_Dataset rows for apps and sites_.
-----

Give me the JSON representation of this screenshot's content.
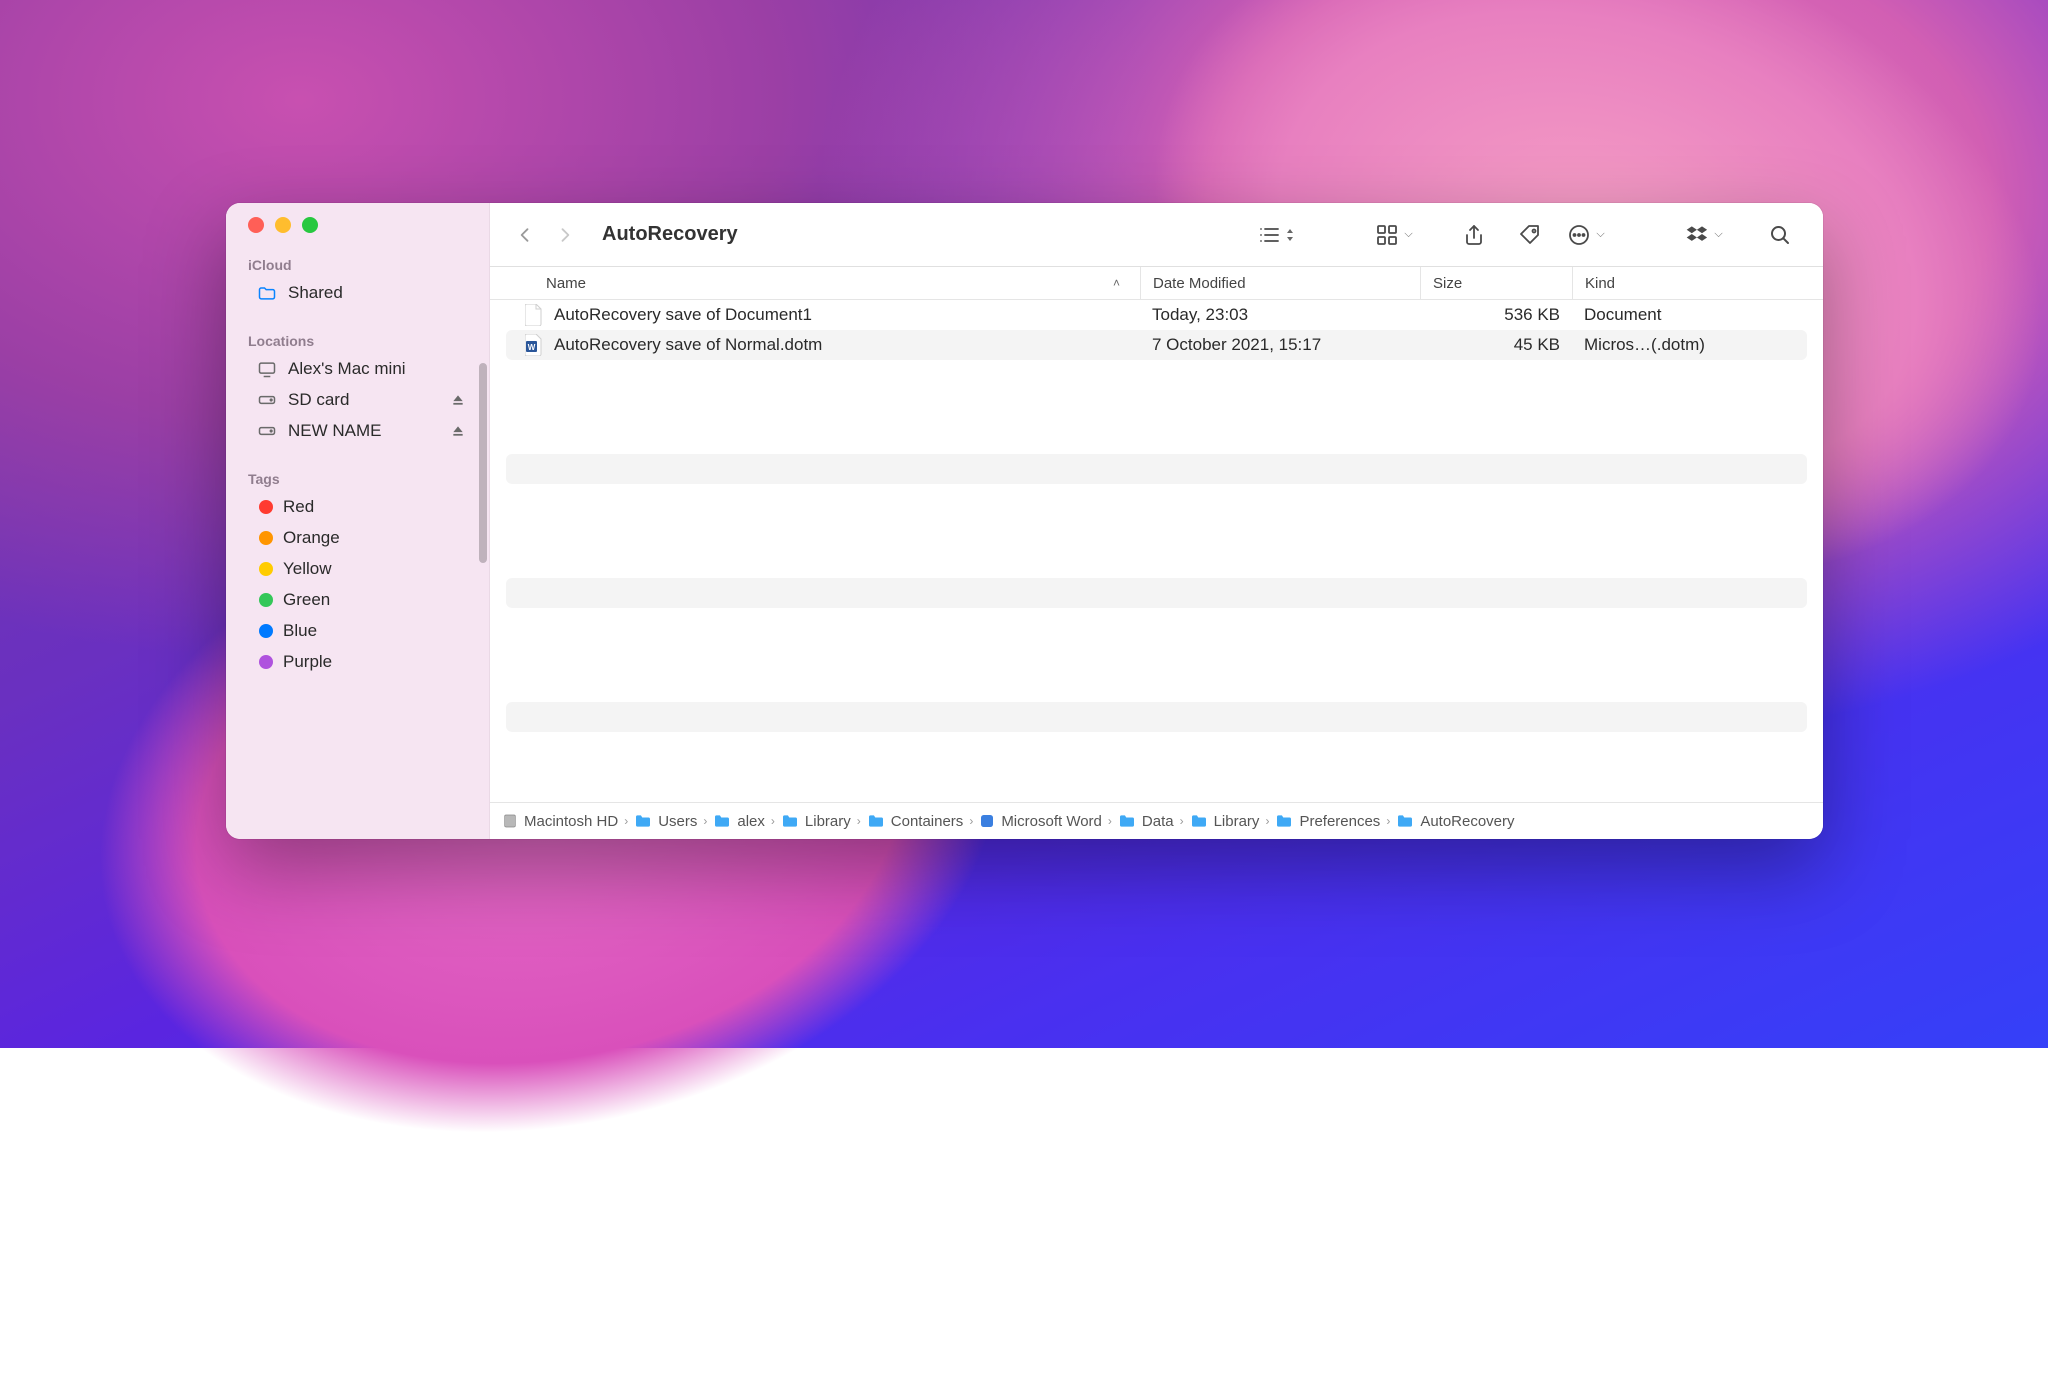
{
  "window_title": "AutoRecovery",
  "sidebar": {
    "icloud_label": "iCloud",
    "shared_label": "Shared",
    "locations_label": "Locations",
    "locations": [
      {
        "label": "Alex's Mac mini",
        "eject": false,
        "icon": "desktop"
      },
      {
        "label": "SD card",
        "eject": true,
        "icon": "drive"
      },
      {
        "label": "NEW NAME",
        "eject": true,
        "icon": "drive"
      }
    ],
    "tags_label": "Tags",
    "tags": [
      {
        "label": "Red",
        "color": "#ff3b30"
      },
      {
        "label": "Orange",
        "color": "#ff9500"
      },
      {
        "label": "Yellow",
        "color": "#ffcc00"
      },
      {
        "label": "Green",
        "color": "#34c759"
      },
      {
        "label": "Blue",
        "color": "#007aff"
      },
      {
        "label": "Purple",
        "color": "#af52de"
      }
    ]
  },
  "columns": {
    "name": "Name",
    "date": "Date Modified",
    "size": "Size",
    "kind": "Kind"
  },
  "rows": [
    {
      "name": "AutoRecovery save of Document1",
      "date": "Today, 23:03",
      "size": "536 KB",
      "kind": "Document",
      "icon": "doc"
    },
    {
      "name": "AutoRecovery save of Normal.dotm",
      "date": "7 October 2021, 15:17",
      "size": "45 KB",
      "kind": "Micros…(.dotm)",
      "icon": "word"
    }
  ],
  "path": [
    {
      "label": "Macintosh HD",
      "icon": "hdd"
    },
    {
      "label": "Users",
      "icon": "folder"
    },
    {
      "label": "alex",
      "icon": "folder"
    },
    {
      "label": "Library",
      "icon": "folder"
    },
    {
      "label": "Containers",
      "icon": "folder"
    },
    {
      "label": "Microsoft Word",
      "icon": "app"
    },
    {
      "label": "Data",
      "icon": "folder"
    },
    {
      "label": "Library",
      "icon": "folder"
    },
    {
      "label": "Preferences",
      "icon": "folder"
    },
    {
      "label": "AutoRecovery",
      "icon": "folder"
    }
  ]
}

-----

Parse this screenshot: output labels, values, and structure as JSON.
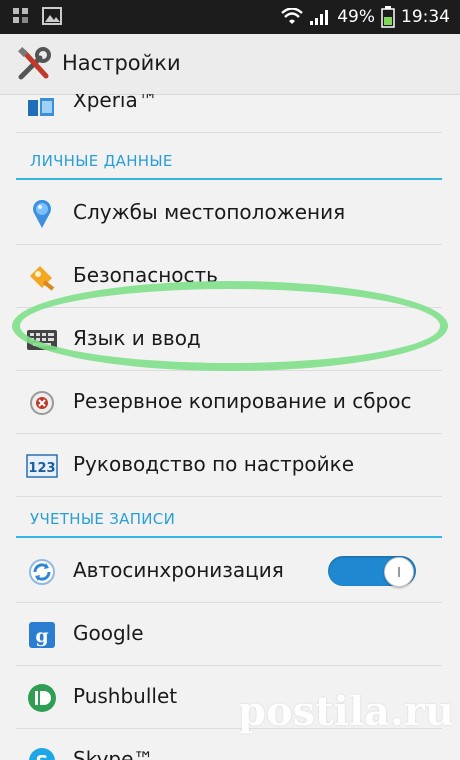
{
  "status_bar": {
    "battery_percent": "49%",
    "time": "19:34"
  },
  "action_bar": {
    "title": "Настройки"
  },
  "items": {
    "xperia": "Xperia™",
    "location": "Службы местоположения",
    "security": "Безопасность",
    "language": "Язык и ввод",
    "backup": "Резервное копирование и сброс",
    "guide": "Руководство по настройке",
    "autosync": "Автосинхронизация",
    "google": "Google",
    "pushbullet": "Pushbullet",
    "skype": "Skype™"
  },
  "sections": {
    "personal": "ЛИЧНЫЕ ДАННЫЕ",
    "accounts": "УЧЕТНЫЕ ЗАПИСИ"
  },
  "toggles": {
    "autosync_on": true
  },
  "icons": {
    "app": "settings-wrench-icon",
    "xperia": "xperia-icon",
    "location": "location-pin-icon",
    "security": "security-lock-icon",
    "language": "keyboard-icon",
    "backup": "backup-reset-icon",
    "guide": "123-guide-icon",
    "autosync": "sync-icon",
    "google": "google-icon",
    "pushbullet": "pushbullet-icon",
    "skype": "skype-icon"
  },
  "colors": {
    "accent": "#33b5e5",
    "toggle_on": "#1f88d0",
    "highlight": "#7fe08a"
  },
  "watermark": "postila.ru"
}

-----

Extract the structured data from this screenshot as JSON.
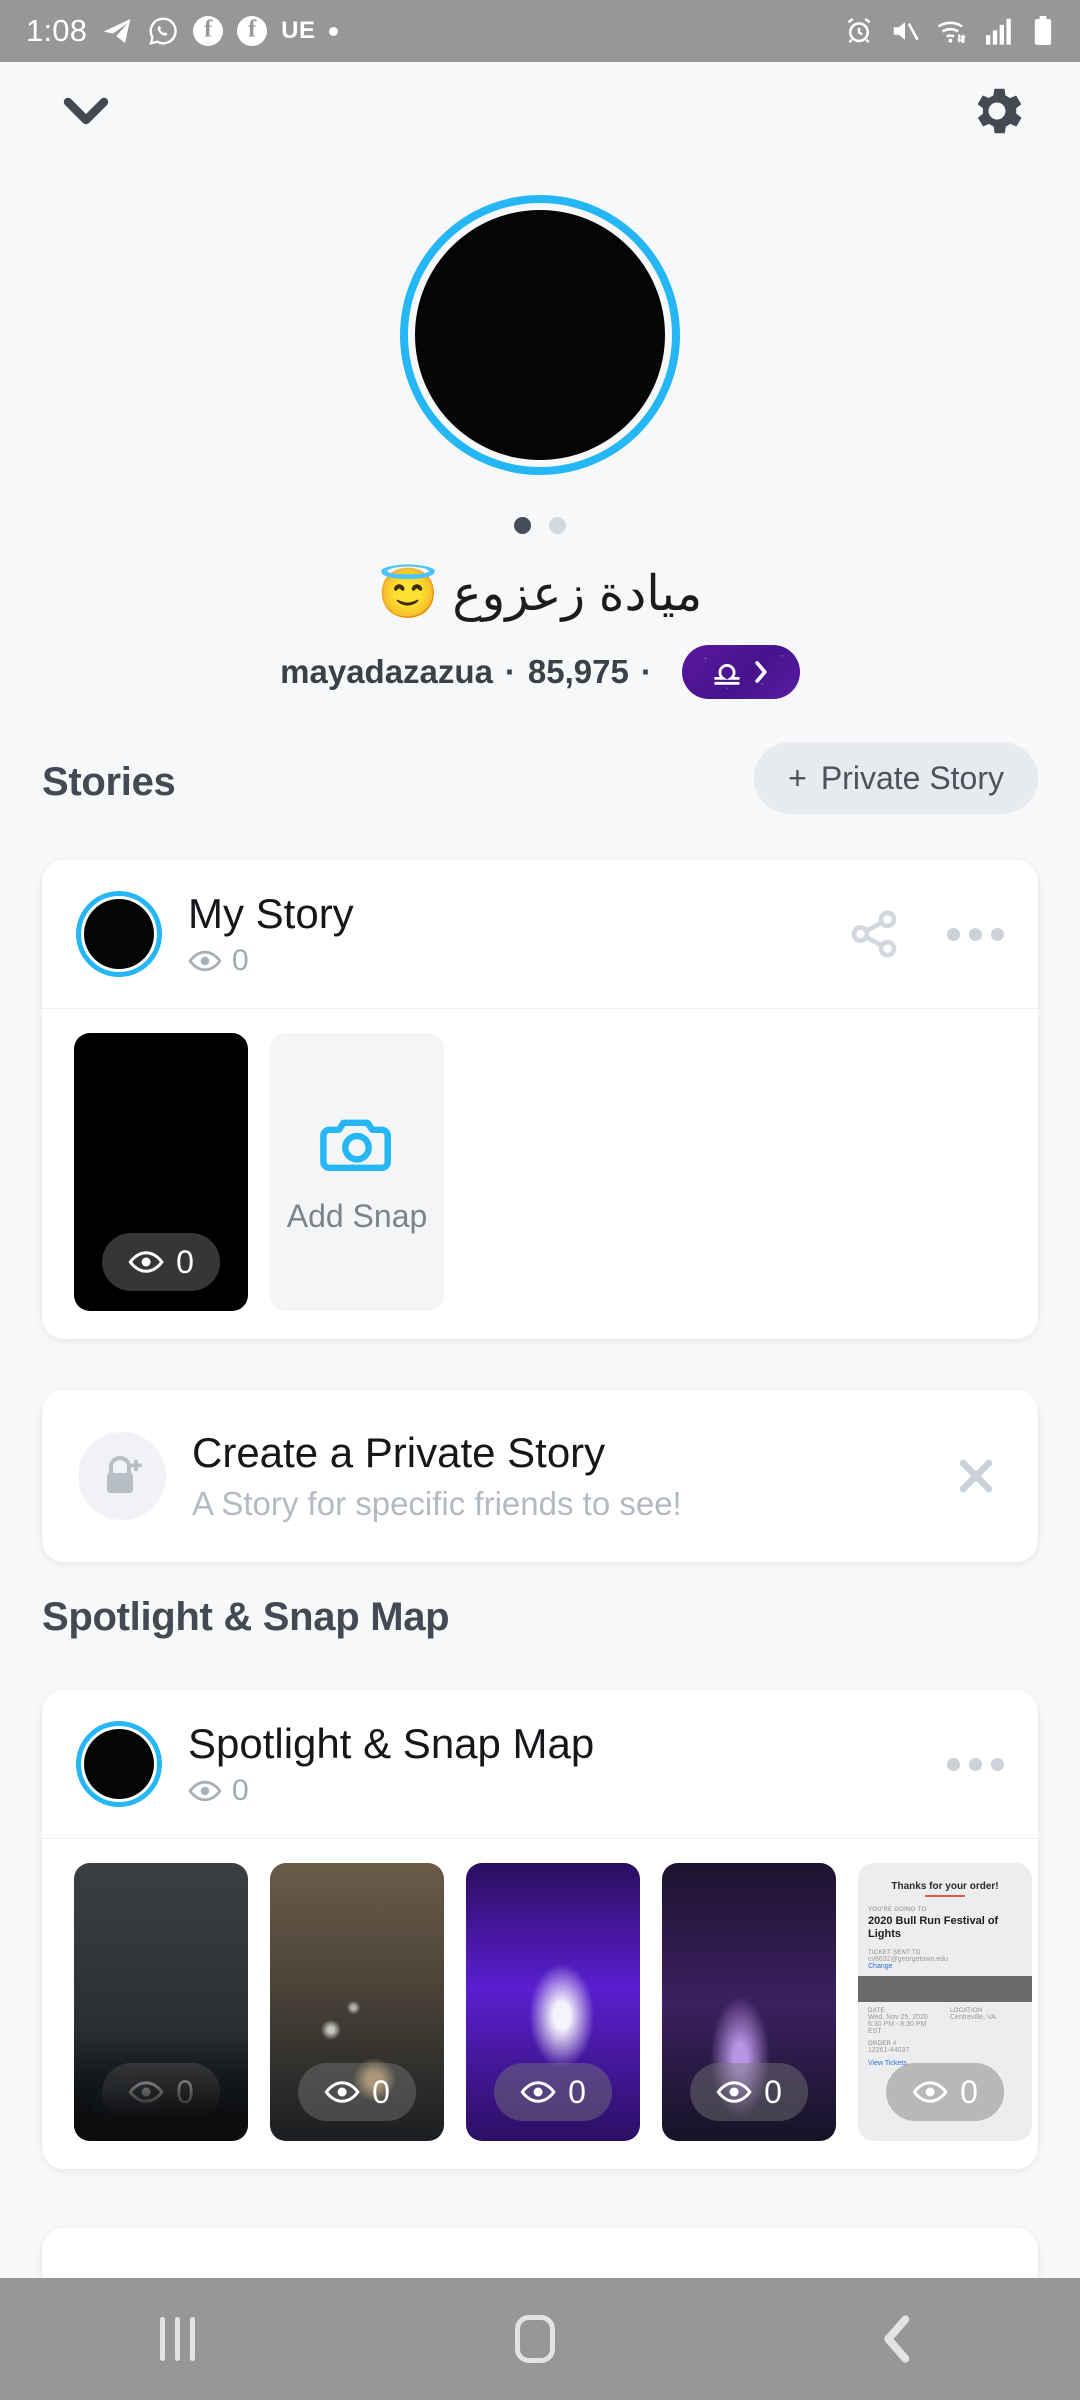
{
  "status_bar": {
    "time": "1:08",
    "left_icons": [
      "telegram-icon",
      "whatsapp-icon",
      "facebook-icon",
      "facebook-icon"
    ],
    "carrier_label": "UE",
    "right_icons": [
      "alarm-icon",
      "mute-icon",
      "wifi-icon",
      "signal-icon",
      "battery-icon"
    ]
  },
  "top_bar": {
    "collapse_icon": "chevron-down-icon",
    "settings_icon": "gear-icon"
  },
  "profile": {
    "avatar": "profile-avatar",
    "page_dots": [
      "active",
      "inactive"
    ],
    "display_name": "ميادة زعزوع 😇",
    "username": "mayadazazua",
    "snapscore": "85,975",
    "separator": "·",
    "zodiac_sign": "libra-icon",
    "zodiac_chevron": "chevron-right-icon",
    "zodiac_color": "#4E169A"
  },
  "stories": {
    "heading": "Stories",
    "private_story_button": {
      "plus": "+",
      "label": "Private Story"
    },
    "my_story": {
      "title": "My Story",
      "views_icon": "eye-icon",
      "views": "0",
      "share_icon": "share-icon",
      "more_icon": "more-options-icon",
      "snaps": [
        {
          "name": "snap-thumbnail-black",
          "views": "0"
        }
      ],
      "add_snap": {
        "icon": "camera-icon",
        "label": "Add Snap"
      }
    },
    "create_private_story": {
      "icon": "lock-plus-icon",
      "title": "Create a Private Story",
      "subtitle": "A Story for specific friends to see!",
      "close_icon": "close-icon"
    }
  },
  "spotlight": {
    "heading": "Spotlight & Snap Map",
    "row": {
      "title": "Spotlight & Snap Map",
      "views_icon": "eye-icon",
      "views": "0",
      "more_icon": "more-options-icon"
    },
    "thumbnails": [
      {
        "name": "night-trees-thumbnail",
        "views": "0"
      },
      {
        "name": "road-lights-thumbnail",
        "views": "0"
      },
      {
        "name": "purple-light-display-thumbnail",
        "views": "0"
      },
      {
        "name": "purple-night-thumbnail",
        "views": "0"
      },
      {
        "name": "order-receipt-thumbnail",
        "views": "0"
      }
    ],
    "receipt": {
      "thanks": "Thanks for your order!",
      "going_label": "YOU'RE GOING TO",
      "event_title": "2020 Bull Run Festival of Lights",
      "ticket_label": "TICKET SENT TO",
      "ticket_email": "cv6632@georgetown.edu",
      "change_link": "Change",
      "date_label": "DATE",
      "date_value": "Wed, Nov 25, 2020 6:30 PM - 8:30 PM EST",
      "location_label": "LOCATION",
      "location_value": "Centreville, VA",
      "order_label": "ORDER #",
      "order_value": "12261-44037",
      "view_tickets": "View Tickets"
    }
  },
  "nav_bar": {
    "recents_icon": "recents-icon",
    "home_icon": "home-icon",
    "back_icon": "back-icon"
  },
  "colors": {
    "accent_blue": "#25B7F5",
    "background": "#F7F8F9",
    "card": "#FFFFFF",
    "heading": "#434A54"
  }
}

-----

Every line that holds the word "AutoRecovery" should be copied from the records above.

_Exercise result_.
  "window_title": "AutoRecovery",
      "name": "AutoRecovery save of Document1",
      "name": "AutoRecovery save of Normal.dotm",
      "label": "AutoRecovery",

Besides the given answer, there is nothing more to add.